I had become the cancer girl of the month. I was asked to join dragon boat groups (it’s kind of a breast cancer thing), speak at events, and write about my experience. And while I understood that dragon boat racing was going to be great for my mental and physical health I couldn’t quite get my head around why breast cancer would make me jump onboard (pardon the pun). I’d never been a dragon boat girl? Was it compulsory? Was this part of the gig?
Two Fat Expats held a breast cancer awareness morning at my home with the Shangri-La Doha as our hosts. The Shangri-La had very kindly offered to take care of everything. My house was completely covered in pink, pretty pretty pink. Pretty pink food, pretty pink ribbon and pretty pink icing. But I was far from feeling pretty. I was 13 days post chemo and on the morning of the event noticed that my hair had just begun to fall out.
Part of the fabulousness of the morning, and it really was fabulous, was that two of the spa therapists came to the house and set up chairs for head and shoulder massages. This was when I noticed chemo had begun messing with my brain, they call it the chemo fog. In a house crowded with women, I must have lost my phone over twenty times that morning. Each time I’d go to take a shot of someone getting a massage or testing out a pink praline I’d realise I couldn’t remember where I’d put my phone down, again, and again. And it was somewhere in between the panic of wiping the hair from my shoulders and worrying about the ability to be sharp enough to do my new job, that the lovely Elvira from the Shangri-La offered me a head massage.
“I don’t think I can” I said as discreetly as possible.
She titled her head to the side and gently urged me to relax and take a seat.
“Could we just do shoulders today?” I didn’t want to tell her why. That she was likely to end up with handfuls of hair. #Awkward.
As I sat in the room surrounded by new friends and people who genuinely cared enough to come along, my mind raced with what was ahead of me. How were the children going to cope. Please don’t touch my head. How would my husband deal with it all. Please don’t touch my head. How was I going to hold on to this job? Is she about to touch my head? Please don’t touch my head. How would we get home for Christmas in amongst the chemo, and radiation. Please don’t touch my head. Would we still purchase the block of land we’d dreamed of or was that now irresponsible?
I was present, but distracted.

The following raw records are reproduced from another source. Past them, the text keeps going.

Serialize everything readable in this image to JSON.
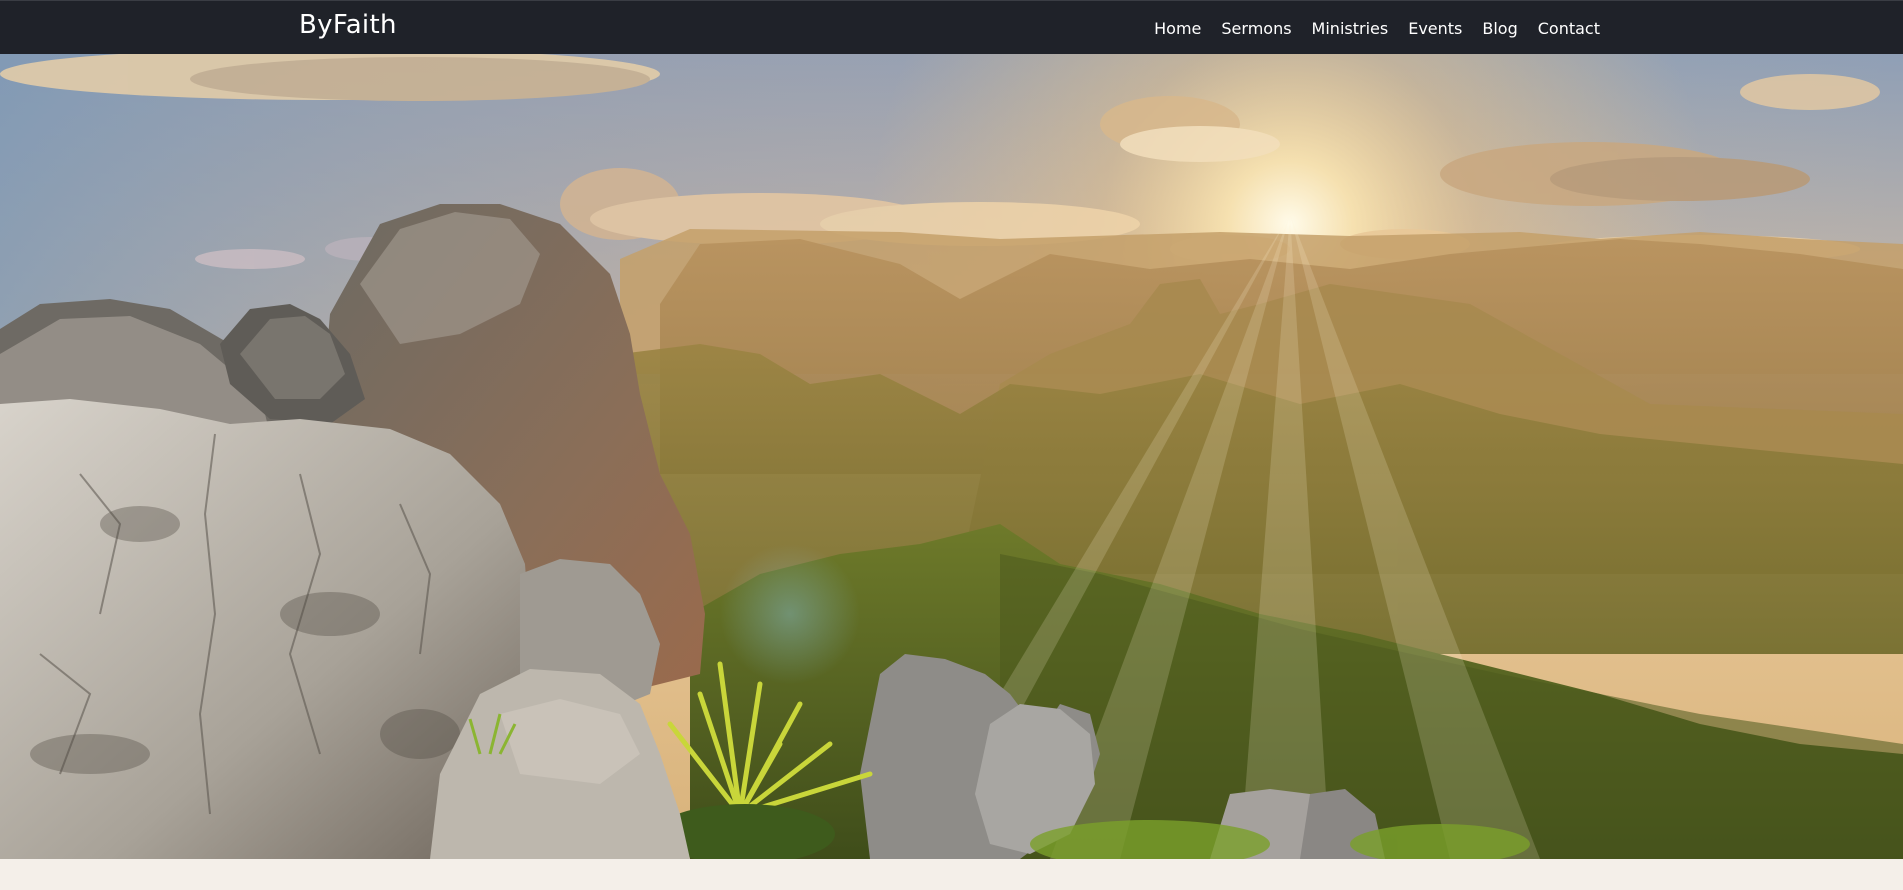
{
  "brand": {
    "name": "ByFaith"
  },
  "nav": {
    "items": [
      {
        "label": "Home"
      },
      {
        "label": "Sermons"
      },
      {
        "label": "Ministries"
      },
      {
        "label": "Events"
      },
      {
        "label": "Blog"
      },
      {
        "label": "Contact"
      }
    ]
  },
  "hero": {
    "image": "mountain-sunset-landscape"
  },
  "colors": {
    "navbar_bg": "#1f2229",
    "nav_text": "#ffffff",
    "page_bg": "#f4efe9"
  }
}
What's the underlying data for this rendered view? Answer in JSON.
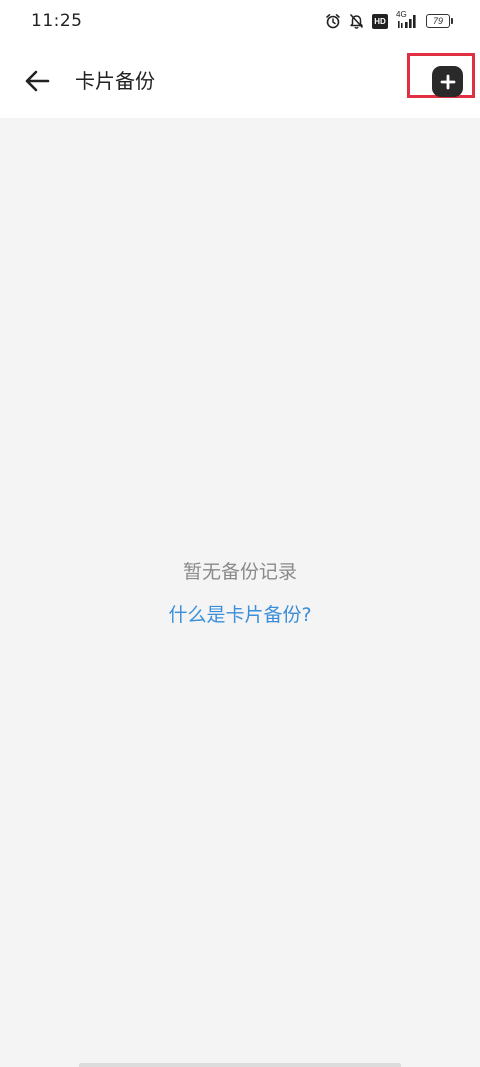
{
  "status_bar": {
    "time": "11:25",
    "network": "4G",
    "hd_label": "HD",
    "battery": "79",
    "icons": [
      "alarm-icon",
      "bell-off-icon",
      "hd-icon",
      "signal-icon",
      "battery-icon"
    ]
  },
  "app_bar": {
    "title": "卡片备份",
    "back_icon": "arrow-left-icon",
    "add_icon": "plus-icon",
    "highlight_color": "#e03042"
  },
  "main": {
    "empty_message": "暂无备份记录",
    "help_link": "什么是卡片备份?",
    "link_color": "#3b8ed8"
  }
}
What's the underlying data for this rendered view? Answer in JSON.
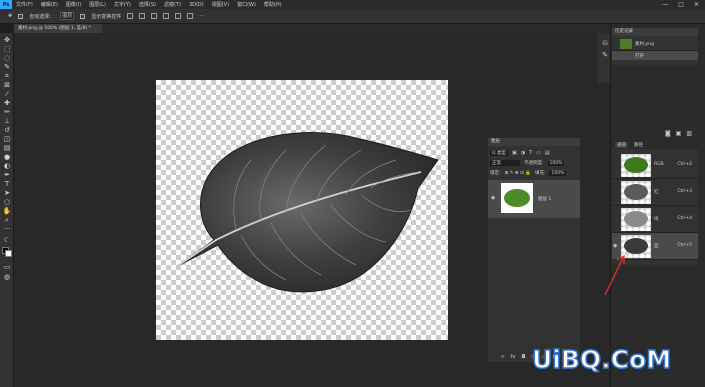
{
  "menubar": {
    "logo": "Ps",
    "items": [
      "文件(F)",
      "编辑(E)",
      "图像(I)",
      "图层(L)",
      "文字(Y)",
      "选择(S)",
      "滤镜(T)",
      "3D(D)",
      "视图(V)",
      "窗口(W)",
      "帮助(H)"
    ],
    "window_controls": [
      "—",
      "□",
      "✕"
    ]
  },
  "options": {
    "auto_select_label": "自动选择：",
    "auto_select_value": "图层",
    "transform_label": "显示变换控件"
  },
  "document": {
    "tab_title": "素材.png @ 100% (图层 1, 蓝/8) *"
  },
  "history": {
    "tab_label": "历史记录",
    "snapshot_name": "素材.png",
    "step": "打开"
  },
  "channels": {
    "tabs": [
      "通道",
      "路径"
    ],
    "rows": [
      {
        "name": "RGB",
        "key": "Ctrl+2",
        "selected": false,
        "style": "rgb"
      },
      {
        "name": "红",
        "key": "Ctrl+3",
        "selected": false,
        "style": "red"
      },
      {
        "name": "绿",
        "key": "Ctrl+4",
        "selected": false,
        "style": "green"
      },
      {
        "name": "蓝",
        "key": "Ctrl+5",
        "selected": true,
        "style": "blue"
      }
    ]
  },
  "layers": {
    "tab_label": "图层",
    "filter_label": "Q 类型",
    "blend_mode": "正常",
    "opacity_label": "不透明度:",
    "opacity_value": "100%",
    "lock_label": "锁定:",
    "fill_label": "填充:",
    "fill_value": "100%",
    "layer_name": "图层 1"
  },
  "watermark": "UiBQ.CoM",
  "colors": {
    "accent": "#31a8ff",
    "annotation_arrow": "#e8312a"
  }
}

Which kind of sums up my last year. I was here but not here. There was too much noise, a constant voice. The job, the kids, the podcast, the blog, the cancer.
A year on and I’m now back to working for myself. I cook my kids breakfast each morning, and open my laptop once they’re out the door for school. I go for a walk with my husband each night. My moments of clarity, those big moments that I thought would come when I was diagnosed, are arriving now. I’m clear on what makes my family happy, what works for us. I’m clear on what I want to do for the next few years. As a family we’re now thriving again.
This week I’ve had my daughter home with me, she’s returned from school in Australia. “You should bring your daughter in to the spa” messaged Ruweida (who has now become a friend) from the Shangri-La. It seemed outrageous, until I thought about the year and how far we’d both come. As we walked past the candles and the soothing music into the darkness of the spa, a figure came to great me, it was Elvira. And then for an hour I lay side by side with my daughter; relaxed, healthy, with a clear mind and a smile on my face as Elvira gave me the best massage I have ever had – finishing off with my head.
It will never be over, cancer will always be in the background, but its quieter now. I feel like my revelations and moments of clarity are coming now, now that the scheduled appointments, tests and doctors visits have slowed. Cancer works differently for all of us, we use a different language, attack it in a different way. Some are warriors, some retreat. Which is something to remember for breast cancer awareness month. We don’t all come in a pretty pink bow.